#### Task material ####
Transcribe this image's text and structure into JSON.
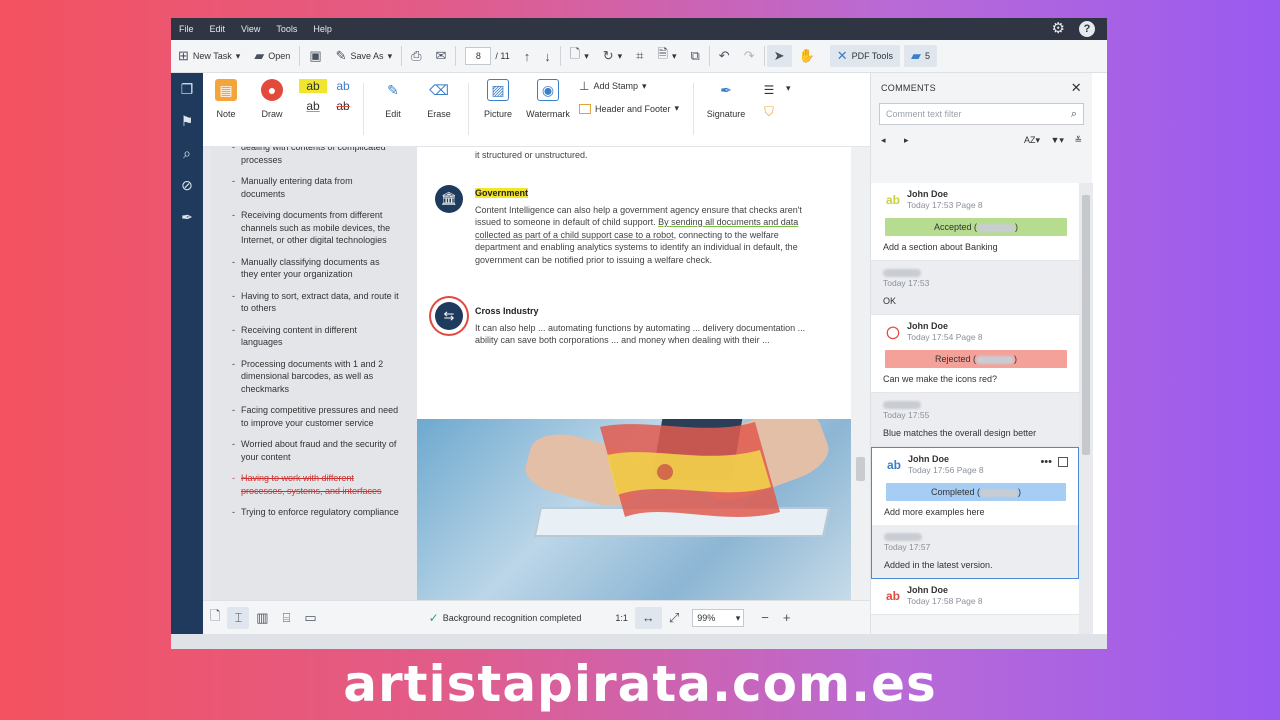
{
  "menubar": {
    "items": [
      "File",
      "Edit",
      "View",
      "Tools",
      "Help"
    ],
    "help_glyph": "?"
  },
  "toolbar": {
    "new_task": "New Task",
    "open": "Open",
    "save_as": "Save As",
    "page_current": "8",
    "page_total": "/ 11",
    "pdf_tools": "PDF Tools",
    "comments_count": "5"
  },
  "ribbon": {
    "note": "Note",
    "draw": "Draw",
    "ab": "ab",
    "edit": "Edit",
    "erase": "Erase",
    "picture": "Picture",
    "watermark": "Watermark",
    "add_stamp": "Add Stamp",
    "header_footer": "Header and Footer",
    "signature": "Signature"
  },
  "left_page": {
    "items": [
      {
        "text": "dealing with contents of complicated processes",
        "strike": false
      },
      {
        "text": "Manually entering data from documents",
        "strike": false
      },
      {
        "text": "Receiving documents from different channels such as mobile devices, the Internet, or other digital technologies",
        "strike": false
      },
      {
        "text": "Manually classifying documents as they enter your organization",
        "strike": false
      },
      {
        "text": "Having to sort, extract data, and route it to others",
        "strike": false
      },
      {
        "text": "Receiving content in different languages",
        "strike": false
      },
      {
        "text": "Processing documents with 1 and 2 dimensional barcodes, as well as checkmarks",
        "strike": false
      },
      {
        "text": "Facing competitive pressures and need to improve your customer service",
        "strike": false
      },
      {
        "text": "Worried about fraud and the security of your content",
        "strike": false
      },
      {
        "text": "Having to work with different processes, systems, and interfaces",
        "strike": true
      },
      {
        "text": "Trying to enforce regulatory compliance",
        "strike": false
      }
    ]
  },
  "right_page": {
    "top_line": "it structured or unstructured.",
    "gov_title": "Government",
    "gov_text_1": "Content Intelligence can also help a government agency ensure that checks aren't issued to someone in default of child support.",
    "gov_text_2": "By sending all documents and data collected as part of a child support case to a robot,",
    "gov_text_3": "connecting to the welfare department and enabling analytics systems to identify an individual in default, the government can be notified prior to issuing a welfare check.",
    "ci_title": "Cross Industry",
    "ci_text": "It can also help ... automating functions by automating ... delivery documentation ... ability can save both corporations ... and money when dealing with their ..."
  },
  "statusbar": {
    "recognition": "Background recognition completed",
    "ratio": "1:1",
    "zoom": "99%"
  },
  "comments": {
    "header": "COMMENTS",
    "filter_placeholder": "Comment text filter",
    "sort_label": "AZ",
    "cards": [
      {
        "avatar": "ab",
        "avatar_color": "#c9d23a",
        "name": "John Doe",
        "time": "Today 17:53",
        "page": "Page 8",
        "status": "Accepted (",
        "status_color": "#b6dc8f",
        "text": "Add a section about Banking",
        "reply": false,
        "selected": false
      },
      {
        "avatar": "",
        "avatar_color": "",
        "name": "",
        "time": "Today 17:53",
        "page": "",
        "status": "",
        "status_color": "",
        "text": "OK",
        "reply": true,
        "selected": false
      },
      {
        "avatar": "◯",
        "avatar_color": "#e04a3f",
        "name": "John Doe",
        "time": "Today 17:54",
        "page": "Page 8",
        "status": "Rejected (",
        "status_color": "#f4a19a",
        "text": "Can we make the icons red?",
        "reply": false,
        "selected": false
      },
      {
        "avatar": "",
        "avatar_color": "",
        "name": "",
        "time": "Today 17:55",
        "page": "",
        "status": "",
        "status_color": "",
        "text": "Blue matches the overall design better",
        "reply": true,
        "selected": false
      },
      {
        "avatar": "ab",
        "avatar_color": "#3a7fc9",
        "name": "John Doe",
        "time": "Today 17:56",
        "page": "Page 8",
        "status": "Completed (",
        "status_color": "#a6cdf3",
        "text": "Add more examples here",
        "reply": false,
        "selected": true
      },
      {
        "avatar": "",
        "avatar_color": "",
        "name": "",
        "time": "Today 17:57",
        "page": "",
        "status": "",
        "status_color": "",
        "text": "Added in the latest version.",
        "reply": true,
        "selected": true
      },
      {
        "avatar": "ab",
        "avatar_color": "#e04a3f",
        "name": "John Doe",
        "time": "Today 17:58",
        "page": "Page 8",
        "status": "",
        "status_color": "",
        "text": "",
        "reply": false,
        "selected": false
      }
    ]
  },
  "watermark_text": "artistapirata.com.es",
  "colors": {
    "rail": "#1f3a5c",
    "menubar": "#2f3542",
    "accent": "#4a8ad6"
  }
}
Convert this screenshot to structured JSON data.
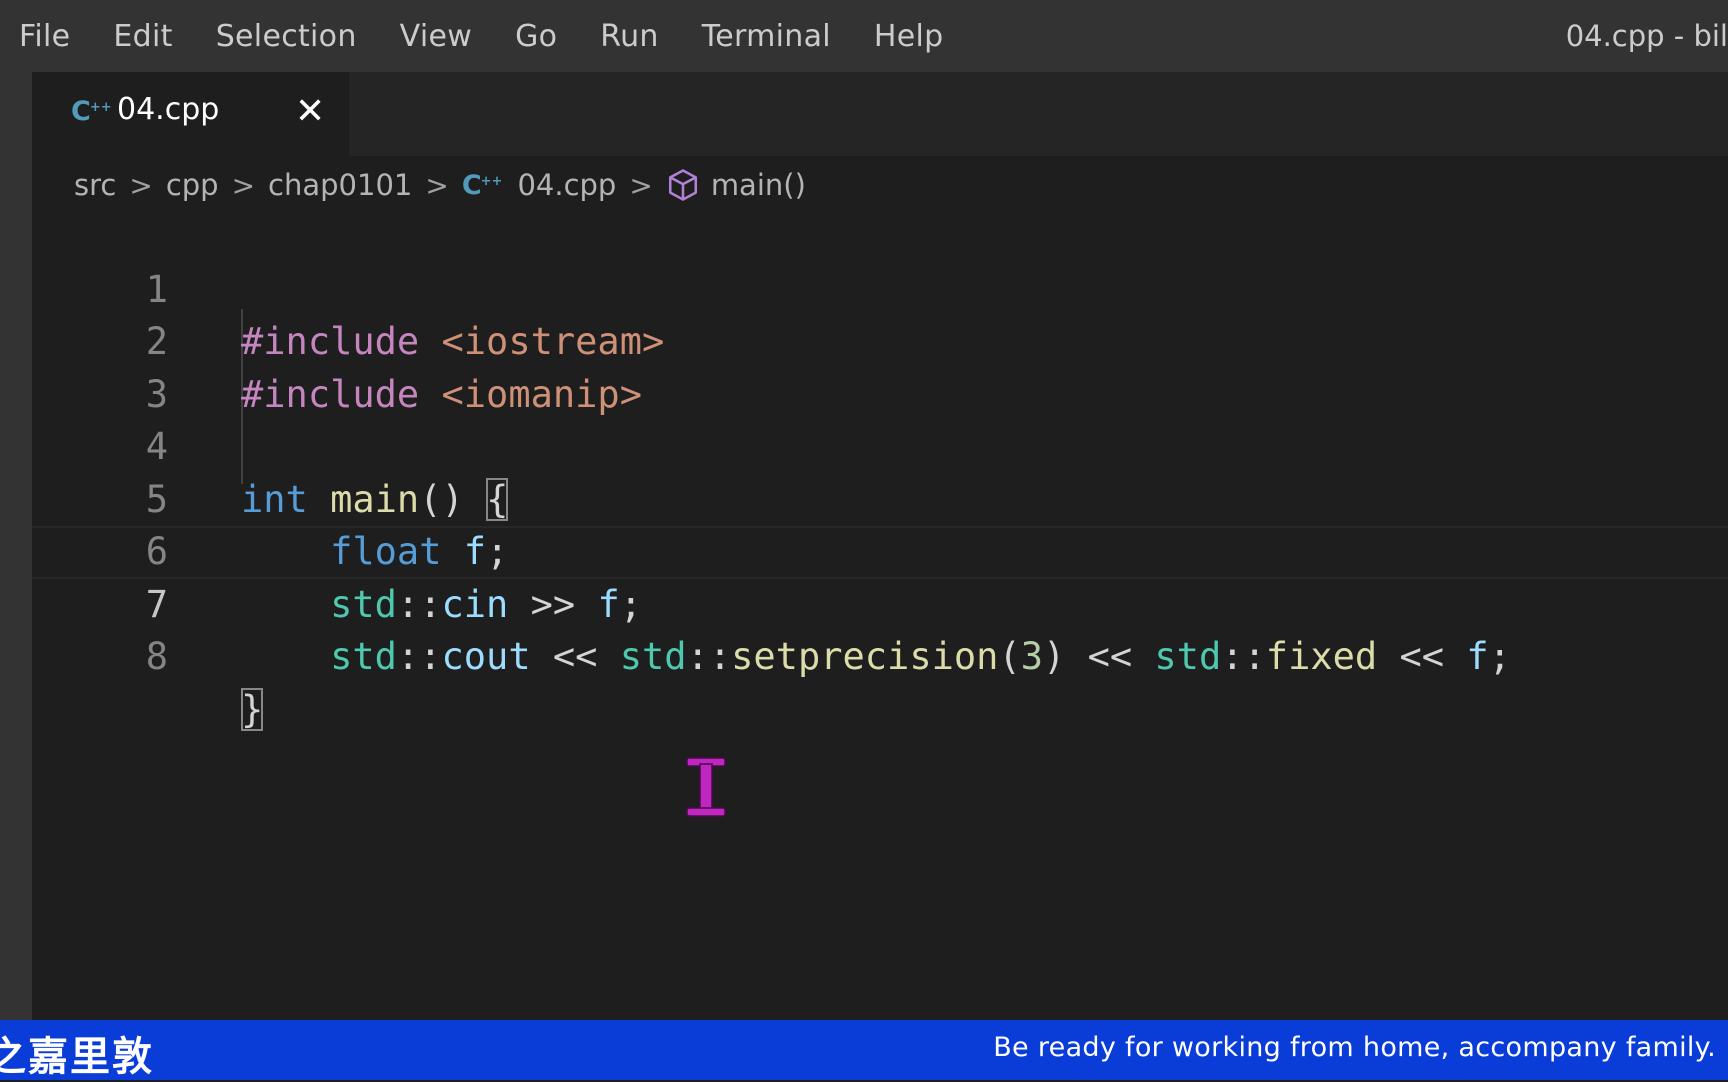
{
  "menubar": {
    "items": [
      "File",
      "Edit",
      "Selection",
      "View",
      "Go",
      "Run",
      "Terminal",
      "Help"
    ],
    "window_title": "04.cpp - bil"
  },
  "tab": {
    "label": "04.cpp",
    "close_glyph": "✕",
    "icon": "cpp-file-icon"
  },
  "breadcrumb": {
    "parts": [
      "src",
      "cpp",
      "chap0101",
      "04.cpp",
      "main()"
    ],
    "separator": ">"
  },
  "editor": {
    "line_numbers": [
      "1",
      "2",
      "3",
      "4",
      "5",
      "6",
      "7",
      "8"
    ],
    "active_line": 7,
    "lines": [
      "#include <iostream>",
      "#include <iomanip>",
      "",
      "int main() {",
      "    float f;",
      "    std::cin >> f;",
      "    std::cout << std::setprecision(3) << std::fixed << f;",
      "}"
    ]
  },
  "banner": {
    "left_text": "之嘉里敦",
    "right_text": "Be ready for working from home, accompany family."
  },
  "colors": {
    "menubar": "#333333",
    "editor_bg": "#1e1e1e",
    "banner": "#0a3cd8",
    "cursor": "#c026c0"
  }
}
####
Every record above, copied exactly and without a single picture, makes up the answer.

## [Response for this exercise]
Transcribe this image's text and structure into JSON.
{
  "menubar": {
    "items": [
      "File",
      "Edit",
      "View",
      "Tools",
      "Help"
    ],
    "help_glyph": "?"
  },
  "toolbar": {
    "new_task": "New Task",
    "open": "Open",
    "save_as": "Save As",
    "page_current": "8",
    "page_total": "/ 11",
    "pdf_tools": "PDF Tools",
    "comments_count": "5"
  },
  "ribbon": {
    "note": "Note",
    "draw": "Draw",
    "ab": "ab",
    "edit": "Edit",
    "erase": "Erase",
    "picture": "Picture",
    "watermark": "Watermark",
    "add_stamp": "Add Stamp",
    "header_footer": "Header and Footer",
    "signature": "Signature"
  },
  "left_page": {
    "items": [
      {
        "text": "dealing with contents of complicated processes",
        "strike": false
      },
      {
        "text": "Manually entering data from documents",
        "strike": false
      },
      {
        "text": "Receiving documents from different channels such as mobile devices, the Internet, or other digital technologies",
        "strike": false
      },
      {
        "text": "Manually classifying documents as they enter your organization",
        "strike": false
      },
      {
        "text": "Having to sort, extract data, and route it to others",
        "strike": false
      },
      {
        "text": "Receiving content in different languages",
        "strike": false
      },
      {
        "text": "Processing documents with 1 and 2 dimensional barcodes, as well as checkmarks",
        "strike": false
      },
      {
        "text": "Facing competitive pressures and need to improve your customer service",
        "strike": false
      },
      {
        "text": "Worried about fraud and the security of your content",
        "strike": false
      },
      {
        "text": "Having to work with different processes, systems, and interfaces",
        "strike": true
      },
      {
        "text": "Trying to enforce regulatory compliance",
        "strike": false
      }
    ]
  },
  "right_page": {
    "top_line": "it structured or unstructured.",
    "gov_title": "Government",
    "gov_text_1": "Content Intelligence can also help a government agency ensure that checks aren't issued to someone in default of child support.",
    "gov_text_2": "By sending all documents and data collected as part of a child support case to a robot,",
    "gov_text_3": "connecting to the welfare department and enabling analytics systems to identify an individual in default, the government can be notified prior to issuing a welfare check.",
    "ci_title": "Cross Industry",
    "ci_text": "It can also help ... automating functions by automating ... delivery documentation ... ability can save both corporations ... and money when dealing with their ..."
  },
  "statusbar": {
    "recognition": "Background recognition completed",
    "ratio": "1:1",
    "zoom": "99%"
  },
  "comments": {
    "header": "COMMENTS",
    "filter_placeholder": "Comment text filter",
    "sort_label": "AZ",
    "cards": [
      {
        "avatar": "ab",
        "avatar_color": "#c9d23a",
        "name": "John Doe",
        "time": "Today 17:53",
        "page": "Page 8",
        "status": "Accepted (",
        "status_color": "#b6dc8f",
        "text": "Add a section about Banking",
        "reply": false,
        "selected": false
      },
      {
        "avatar": "",
        "avatar_color": "",
        "name": "",
        "time": "Today 17:53",
        "page": "",
        "status": "",
        "status_color": "",
        "text": "OK",
        "reply": true,
        "selected": false
      },
      {
        "avatar": "◯",
        "avatar_color": "#e04a3f",
        "name": "John Doe",
        "time": "Today 17:54",
        "page": "Page 8",
        "status": "Rejected (",
        "status_color": "#f4a19a",
        "text": "Can we make the icons red?",
        "reply": false,
        "selected": false
      },
      {
        "avatar": "",
        "avatar_color": "",
        "name": "",
        "time": "Today 17:55",
        "page": "",
        "status": "",
        "status_color": "",
        "text": "Blue matches the overall design better",
        "reply": true,
        "selected": false
      },
      {
        "avatar": "ab",
        "avatar_color": "#3a7fc9",
        "name": "John Doe",
        "time": "Today 17:56",
        "page": "Page 8",
        "status": "Completed (",
        "status_color": "#a6cdf3",
        "text": "Add more examples here",
        "reply": false,
        "selected": true
      },
      {
        "avatar": "",
        "avatar_color": "",
        "name": "",
        "time": "Today 17:57",
        "page": "",
        "status": "",
        "status_color": "",
        "text": "Added in the latest version.",
        "reply": true,
        "selected": true
      },
      {
        "avatar": "ab",
        "avatar_color": "#e04a3f",
        "name": "John Doe",
        "time": "Today 17:58",
        "page": "Page 8",
        "status": "",
        "status_color": "",
        "text": "",
        "reply": false,
        "selected": false
      }
    ]
  },
  "watermark_text": "artistapirata.com.es",
  "colors": {
    "rail": "#1f3a5c",
    "menubar": "#2f3542",
    "accent": "#4a8ad6"
  }
}
Convert this screenshot to structured JSON data.
{
  "menubar": {
    "items": [
      "File",
      "Edit",
      "Selection",
      "View",
      "Go",
      "Run",
      "Terminal",
      "Help"
    ],
    "window_title": "04.cpp - bil"
  },
  "tab": {
    "label": "04.cpp",
    "close_glyph": "✕",
    "icon": "cpp-file-icon"
  },
  "breadcrumb": {
    "parts": [
      "src",
      "cpp",
      "chap0101",
      "04.cpp",
      "main()"
    ],
    "separator": ">"
  },
  "editor": {
    "line_numbers": [
      "1",
      "2",
      "3",
      "4",
      "5",
      "6",
      "7",
      "8"
    ],
    "active_line": 7,
    "lines": [
      "#include <iostream>",
      "#include <iomanip>",
      "",
      "int main() {",
      "    float f;",
      "    std::cin >> f;",
      "    std::cout << std::setprecision(3) << std::fixed << f;",
      "}"
    ]
  },
  "banner": {
    "left_text": "之嘉里敦",
    "right_text": "Be ready for working from home, accompany family."
  },
  "colors": {
    "menubar": "#333333",
    "editor_bg": "#1e1e1e",
    "banner": "#0a3cd8",
    "cursor": "#c026c0"
  }
}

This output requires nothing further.